Understanding the manufacturing process that produced the equipment, as well as the production and cleaning processes for which the equipment is used, is vital for efficient operation.
by Thijs Menzel
January 12, 2017

The food and beverage industry is highly regulated, and equipment used in these facilities must meet a variety of standards and regulations that ensure consumer safety. In the past, being familiar with either U.S. or European regulations for hygienic design was sufficient for pump manufacturers and their suppliers selling to food and beverage producers. Today’s global economy has changed that ability.

Choose the right sealImage 1. It is important to choose the right seal for the ultimate performance at the lowest cost. (Images courtesy of Trelleborg Sealing Solutions)

For instance, the end user of an American-made pump could be located in Europe or vice versa. China has its own complex regulations for food-contact materials that differ from those in the West and that tend to change more frequently than those in other countries. An awareness of global regulations and requirements is necessary to offer compliant products in various markets.

To satisfy hygienic design standards, each component of a pump must be fully compliant with regulations regarding the material used and the way the part was manufactured. The manufacturer of each component must carefully document the entire production process, including all materials used and the exact conditions under which the part was produced. That documentation may be scrutinized during regulatory audits of any pump containing the component.

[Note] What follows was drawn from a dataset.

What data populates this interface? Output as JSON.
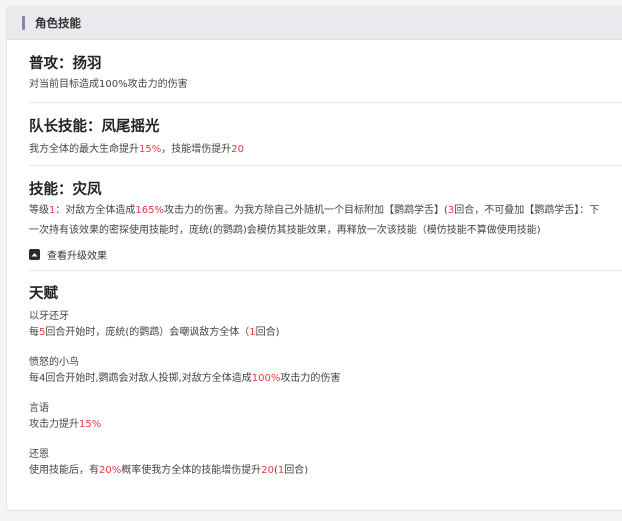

Seals that Meet Standards

Pump seals are particularly tricky to produce in a hygienic-design environment because O-rings usually fit into a groove. Those grooves can collect and trap food after cleaning, causing food-spoiling microorganisms and bacteria to grow.

As a result, special designs for seals and surrounding equipment are needed to ensure hygienic integrity and maximum clean ability.

Comply with hygienic design standardsImage 2. To comply with hygienic design standards in food and beverage processing, all components must meet regulatory requirements.

Depending on the pump’s function within the manufacturing process and how it will be cleaned, the potential sealing solution may be an ethylene propylene diene monomer (EPDM) sealing material for an aseptic seal, a fluoroelastomer (FKM) material for increased temperature stability, a perfluoroelastomer (FFKM) with increased chemical resistance or a polytetrafluoroethylene (PTFE)-based seal with a fully enclosed activation spring.

Choosing Materials

The more a supplier knows about the use of the pump, the greater the opportunity to optimize material costs. When suppliers know nothing about the processes or cleaning methods that will be used, they tend to over-specify.
Component manufacturers typically choose a sealing material that can be used in a wide range of manufacturing processes and can withstand any type of cleaning, including clean-in-place/sterilize-in-place (CIP/SIP), to ensure sealing integrity.

This tendency, however, often leads to unnecessary expenses. To optimize the cost of seals within a food and beverage application, end users and their specifiers must match the sealing material to the process materials and cleaning regimes that will be used in each specific application.

For instance, FFKM is the ultimate rubber for processing applications because it can withstand virtually any aggressive media, even at elevated temperatures.

The ultimate materials, however, can come with a high cost. If the supplier knows the process media and the type of cleaning that is involved, he or she can safely provide a lower-cost material that will perform well in the processing conditions.

The type of media processed is also a critical factor that affects seal life. For example, different types of materials react differently in various media. A sealing material that is suitable for dairy processing may be unsuitable for use with beverages containing acetic acid.

Another issue with food and beverage processing pumps is hygienic design. Many sealing systems designed to minimize dead space can lead to bacteria buildup.

Pumps that are designed according to state-of-the-art hygienic standards can be cleaned much faster than traditional pumps. This reduces the length of the cleaning process and elongates the intervals between cleaning treatments, decreasing downtime.

On the other hand, the use of higher-concentrated cleaners with cleaning intensifiers at increasing temperatures in order to shorten cleaning time challenges elastomer materials. As a result, suppliers of elastomeric seals are forced to keep up with that trend, developing high-performance materials in every material class to meet these challenges.

Internal & External Collaboration

The final important factor in successfully navigating the strictly regulated food and beverage industry is collaboration between the end user and sealing supplier, as well as between the different departments within the end-user facility. To ensure materials meet regulations, the user’s engineers must collaborate with the purchasing department. The user should make the supplier aware of the manufacturing process used to make the pump, as well as the manufacturing and cleaning processes to be used on the food or beverage line.

Working with a component supplier that has an in-depth understanding of current global regulations and that has developed materials to meet specialized requirements for a variety of temperatures, pressures and cleaning agents is one way to ensure the finished pump will work as expected on the line while adhering to hygienic design standards.

This three-pronged approach—consisting of the relationship between the supplier, the end user’s engineering team and the purchasing department—to meet the stringent requirements of a highly regulated industry should result in maximized production and minimized downtime, no matter how complex the production line.